Glen John Provost
Bishop of Lake Charles
- That the Prayer of St. Michael the Archangel be recited following every Mass;
- That every parish church conduct one hour of Eucharistic Adoration each week, excluding the week of 40 Hours Devotion assigned to the parish;
- That in addition to the intention for vocations to the priesthood and religious life in the Diocese, 40 Hours Devotion include prayers in reparation for sins contrary to the Sixth Commandment, the healing of all victims of sexual abuse, and the conversion of sinners;
- That, in order to foster a further devotion and love for the Most Holy Eucharist, each parish once a year conduct a Eucharistic procession on an appropriate day, such as the Solemnity of the Immaculate Conception, the Solemnity of the Most Holy Body and Blood of Christ (Corpus Christi), the Solemnity of Christ the King, the patronal feast day ofthe parish, the feast day of St. Peter Claver, the Solemnity of the Assumption of Our Lady (the Patroness of Acadiana);
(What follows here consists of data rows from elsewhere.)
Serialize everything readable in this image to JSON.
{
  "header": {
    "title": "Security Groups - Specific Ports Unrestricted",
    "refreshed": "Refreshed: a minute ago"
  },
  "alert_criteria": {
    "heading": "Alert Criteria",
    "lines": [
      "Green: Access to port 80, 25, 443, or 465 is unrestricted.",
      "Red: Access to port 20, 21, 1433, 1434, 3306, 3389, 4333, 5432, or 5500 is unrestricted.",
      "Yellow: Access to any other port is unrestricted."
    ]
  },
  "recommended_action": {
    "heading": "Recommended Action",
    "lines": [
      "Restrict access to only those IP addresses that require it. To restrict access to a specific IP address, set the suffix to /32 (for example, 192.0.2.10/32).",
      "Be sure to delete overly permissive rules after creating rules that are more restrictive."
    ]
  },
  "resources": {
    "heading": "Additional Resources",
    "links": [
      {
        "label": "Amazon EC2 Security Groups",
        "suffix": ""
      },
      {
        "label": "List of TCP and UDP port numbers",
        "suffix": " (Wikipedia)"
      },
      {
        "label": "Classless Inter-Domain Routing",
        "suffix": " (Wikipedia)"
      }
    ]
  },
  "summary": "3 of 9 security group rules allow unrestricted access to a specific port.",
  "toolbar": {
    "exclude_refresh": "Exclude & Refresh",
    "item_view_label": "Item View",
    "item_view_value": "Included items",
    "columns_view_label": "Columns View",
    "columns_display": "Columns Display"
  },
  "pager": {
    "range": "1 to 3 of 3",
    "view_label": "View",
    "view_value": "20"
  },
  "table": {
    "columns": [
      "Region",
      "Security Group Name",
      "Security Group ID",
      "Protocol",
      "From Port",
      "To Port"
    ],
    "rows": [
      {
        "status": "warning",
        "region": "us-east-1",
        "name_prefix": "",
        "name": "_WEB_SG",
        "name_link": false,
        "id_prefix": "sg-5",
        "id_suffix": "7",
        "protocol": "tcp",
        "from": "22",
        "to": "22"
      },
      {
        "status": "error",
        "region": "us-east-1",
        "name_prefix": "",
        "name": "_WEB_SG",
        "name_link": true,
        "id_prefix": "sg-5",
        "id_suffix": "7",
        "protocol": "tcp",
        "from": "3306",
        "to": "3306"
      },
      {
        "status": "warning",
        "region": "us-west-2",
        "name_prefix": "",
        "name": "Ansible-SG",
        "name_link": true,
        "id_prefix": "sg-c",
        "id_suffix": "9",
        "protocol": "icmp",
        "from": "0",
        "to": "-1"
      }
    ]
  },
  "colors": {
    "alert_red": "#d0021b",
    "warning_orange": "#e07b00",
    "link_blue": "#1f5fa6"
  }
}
- That the faithful follow the universal law of the Church that all Fridays of the year are days of abstinence from meat; although, on Fridays outside of Lent, one may choose another suitable penance;
- That Catholics are urged to observe the time honored tradition of Ember Days as days of prayer and fasting; Ember Days are the Wednesday, Friday and Saturday following the First Sunday of Lent, Pentecost Sunday, September 14 (the Feast of the Exaltation of the Holy Cross) and December 13 (the Memorial of St. Lucy);
Given at the Chancery of Lake Charles, Louisiana, on the First Sunday of Advent in the year of our Lord 2018 and effective 1 January 2019.
Glen John Provost
Bishop of Lake Charles